Rwanda launches ‘first made-in-Africa’ smartphones
Rwanda has opened Africa’ smartphones smartphone manufacturing plant in the capital, Kigali, in an event attended by President Paul Kagame.
Manufactured by technology company Mara Group – the Mara X and Mara Z smartphones – will use Google’s Android operating system and cost 175,750 Rwandan francs ($190; £155) and 120,250 Rwandan francs ($130;£106) respectively.
“This is the first ‘first made-in-Africa’smartphone manufacturer in Africa,” Mara Group CEO Ashish Thakkar told news agency Reuters during a tour of the plant on Monday.
The company was targeting customers willing to pay more for quality, Mr Thakkar said.
But most phones sold in Africa are from Chinese companies, which offer dual SIM cards and are cheaper than Mara’s planned price point.
Companies assemble smartphones in Egypt, Ethiopia, Algeria and South Africa, but import the components, Mr Thakkar said.
‘first made-in-Africa’ – They will compete with Samsung, whose cheapest smartphone costs 50,000 Rwandan francs ($54), and non-branded phones at 35,000 Rwandan francs ($37). Mara Group CEO Ashish Thakkar said it was targeting customers willing to pay more for quality.
“This is the first ‘first made-in-Africa’ smartphone manufacturer in Africa,” Thakkar told Reuters after touring the company alongside Rwanda’s President Paul Kagame.
“We are actually the first who are doing manufacturing. We are making the motherboards, we are making the sub-boards during the entire process… There are over 1,000 pieces per phone,” he added.
He said the plant had cost $24m and could make 1,200 phones per day.
President Paul Kagame said this ‘first made-in-Africa’ smartphone would increase Rwanda’s smartphone usage, currently at around 15%.
The agreement is due to begin trading in July next year, aiming to unite 1.3 billion people and create a $3.4 trillion economic bloc.
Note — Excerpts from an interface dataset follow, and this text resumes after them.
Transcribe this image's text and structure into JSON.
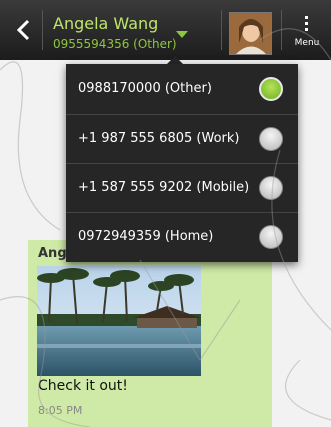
{
  "header": {
    "contact_name": "Angela Wang",
    "contact_number": "0955594356 (Other)",
    "menu_label": "Menu"
  },
  "number_picker": {
    "options": [
      {
        "label": "0988170000 (Other)",
        "selected": true
      },
      {
        "label": "+1 987 555 6805 (Work)",
        "selected": false
      },
      {
        "label": "+1 587 555 9202 (Mobile)",
        "selected": false
      },
      {
        "label": "0972949359 (Home)",
        "selected": false
      }
    ]
  },
  "conversation": {
    "message": {
      "sender": "Angela Wang",
      "text": "Check it out!",
      "time": "8:05 PM"
    }
  },
  "colors": {
    "accent_green": "#8fc63f",
    "bubble_green": "#cfe9a6",
    "popup_bg": "#262626"
  }
}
But it is still in the very early stages and no timelines have been agreed for abolishing tariffs.
“Rwandans are already using smartphones but we want to enable many more. The introduction of Mara phones will put smartphones ownership within reach of more Rwandans,” Kagame said.
Rwanda’s economy expanded at 8.6 percent in 2018 and headline inflation remained low at 1.2 percent as of March 2019, says the new World Bank Rwanda Economic Update released today. The report forecasts favorable economic outlook with growth expected to be in the range of 7.5 to 8 percent annually.
According to the report, Rwanda Economic Update: Lighting Rwanda, the growth was broad-based; with agriculture expanding by almost 6 percent while industries, supported by construction and manufacturing, grew by more than 10 percent, and the service sector recorded a 9 percent growth.
“Supported by conducive macroeconomic policies, Rwanda continues to enjoy a strong economic momentum characterized by high growth and low inflation,” said Aghassi Mkrtchyan, Senior Economist at the World Bank. “While public investments will continue to support the growth over the medium-term, Rwanda needs to strengthen its nascent private sector to stay on a high growth trajectory in the long-run”.
In its special focus on energy “Lighting Rwanda”, the 14th Rwanda Economic Update discusses the country’s achievements in expanding generation of and access to electricity and outlines the main challenges facing Rwanda in achieving its ambitions in expanding the power sector in a low-cost and fiscally sustainable manner.
The report established that Rwanda’s power sector has grown rapidly in the past decade and outpaced many of its peers in Sub-Saharan Africa. More than half of Rwandans have access to electricity in their home, compared to 10 percent in 2009. Generation capacity has more than tripled in the same period, and outages have become shorter and much less frequent.
“Rwanda’s energy sector has been a success story in the region that many are trying emulating. The five-fold increase in electricity access within ten years is almost unprecedented when compared with electricity access expansion in similar countries”, said Yasser El Gammal, World Bank Country Manager for Rwanda.
Despite this growth in the energy sector, the cost of electricity supply in Rwanda is among the highest in the region and remains a constraint for Rwanda’s economic and industrial development. Household consumers have problems affording electricity at the present tariffs, a problem that will be aggravated as the rural electrification drive reaches ever poorer parts of the population.
Supported by the World Bank and other development partners, the government has since 2017 implemented several reforms to make electricity service more affordable and ensure that it becomes an engine of economic growth and private-sector development.